Researchers from NYU Langone showed that a one-time treatment with psilocybin quickly brought relief from emotional distress that lasted for more than six months in 80 per cent of the 29 study subjects monitored. Participants were evaluated according to standard measures of depression and anxiety, such as blood pressure, heart rate, clinician-based tests, and self-reported questionnaires.
A similar study from Johns Hopkins reached the same conclusion.
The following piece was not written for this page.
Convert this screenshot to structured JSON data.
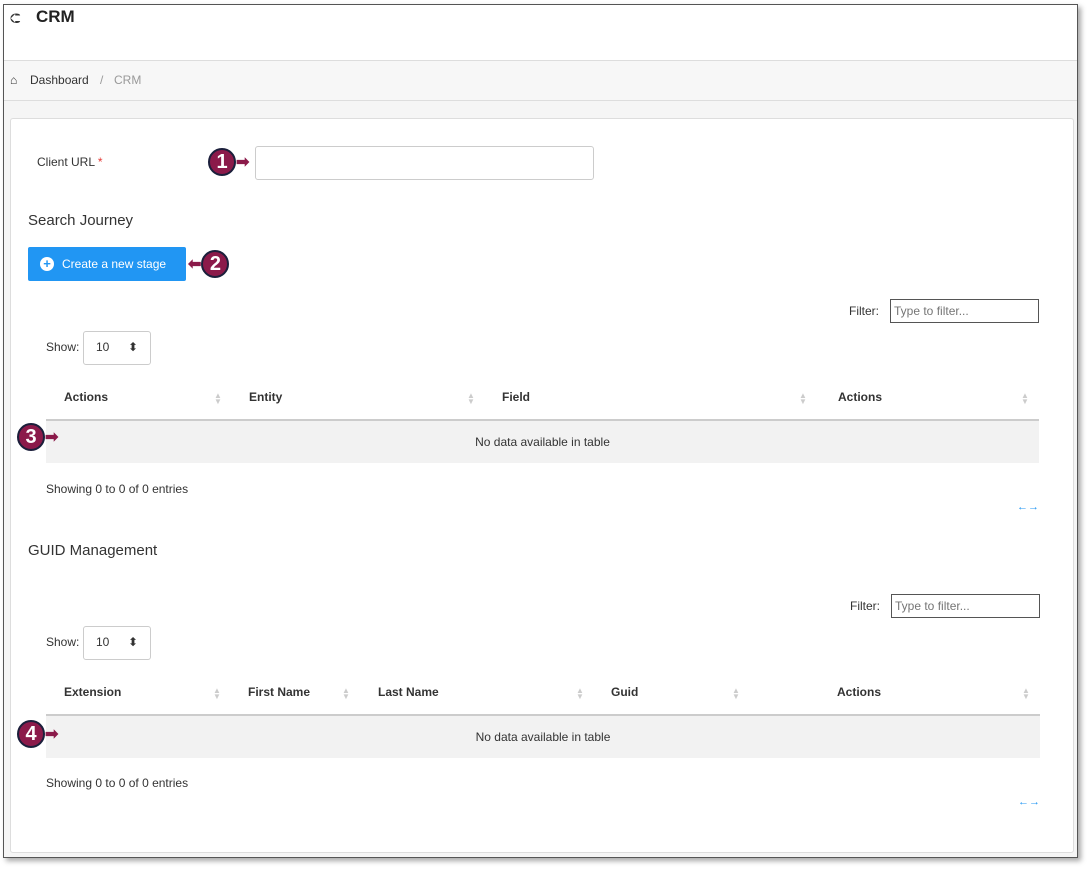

Because psilocybin is a banned substance, the US researchers had to acquire special federal waivers to conduct the trials.
“Our results represent the strongest evidence to date of a clinical benefit from psilocybin therapy, with the potential to transform care for patients with cancer-related psychological distress,” noted Stephen Ross, who led the NYU Langone study, in a statement. “If larger clinical trials prove successful, then we could ultimately have available a safe, effective, and inexpensive medication—dispensed under strict control—to alleviate the distress that increases suicide rates among cancer patients.”
During the treatments, half of the patients were given a 0.3 milligrams per kilo dose of psilocybin, and half were given one of two placebos, either a super low dose of psilocybin or the vitamin niacin (which produces a “rush” that mimics a hallucinogenic drug experience). The researchers chose these particular “placebos” because if they hadn’t, it would have been glaringly obvious to the participants that they were being duped with a bona fide placebo, such as a sugar pill (as anyone who has ever done shrooms before would know, the effects aren’t subtle).
During each session, participants laid on a couch, wore a blindfold, and listened to music. The researchers encouraged the patients to focus their attention on their inner experiences. Follow-up analysis showed that the single-dose treatment of psilocybin produced almost immediate results. In addition to quelling feelings of despair, anguish, and depression, the drug boosted measures of the quality and meaning of life, the acceptance of death, and optimism. Several patients reported feelings of spirituality, unusual peacefulness, and increased altruism.
Side effects were few and minor, including nausea, headache, and some residual anxiety (many of these patients are dying of cancer, so shrooms shouldn’t be expected to alleviate all emotional stress).
Roland Griffiths, who led the Hopkins trial, said the drug offers patients a sense of unity, and a feeling that everything is connected at some level.
“After this kind of experience, people feel that they’ve learned something that’s of deep meaning and value to them,” explained Griffiths in New Scientist. “They attribute changes in how they approach life, interact with people and to their value systems to that experience.”
The researchers caution that patients shouldn’t medicate themselves with magic mushrooms without supervision by a physician and a trained counsellor. “Psilocybin therapy may not work for everyone, and some groups, such as people with schizophrenia, as well as adolescents, should not be treated with it,” noted Anthony Bossis, a psychiatrist at NYU Langone and co-author of the new study. [Journal of Psychopharmacology via New Scientist]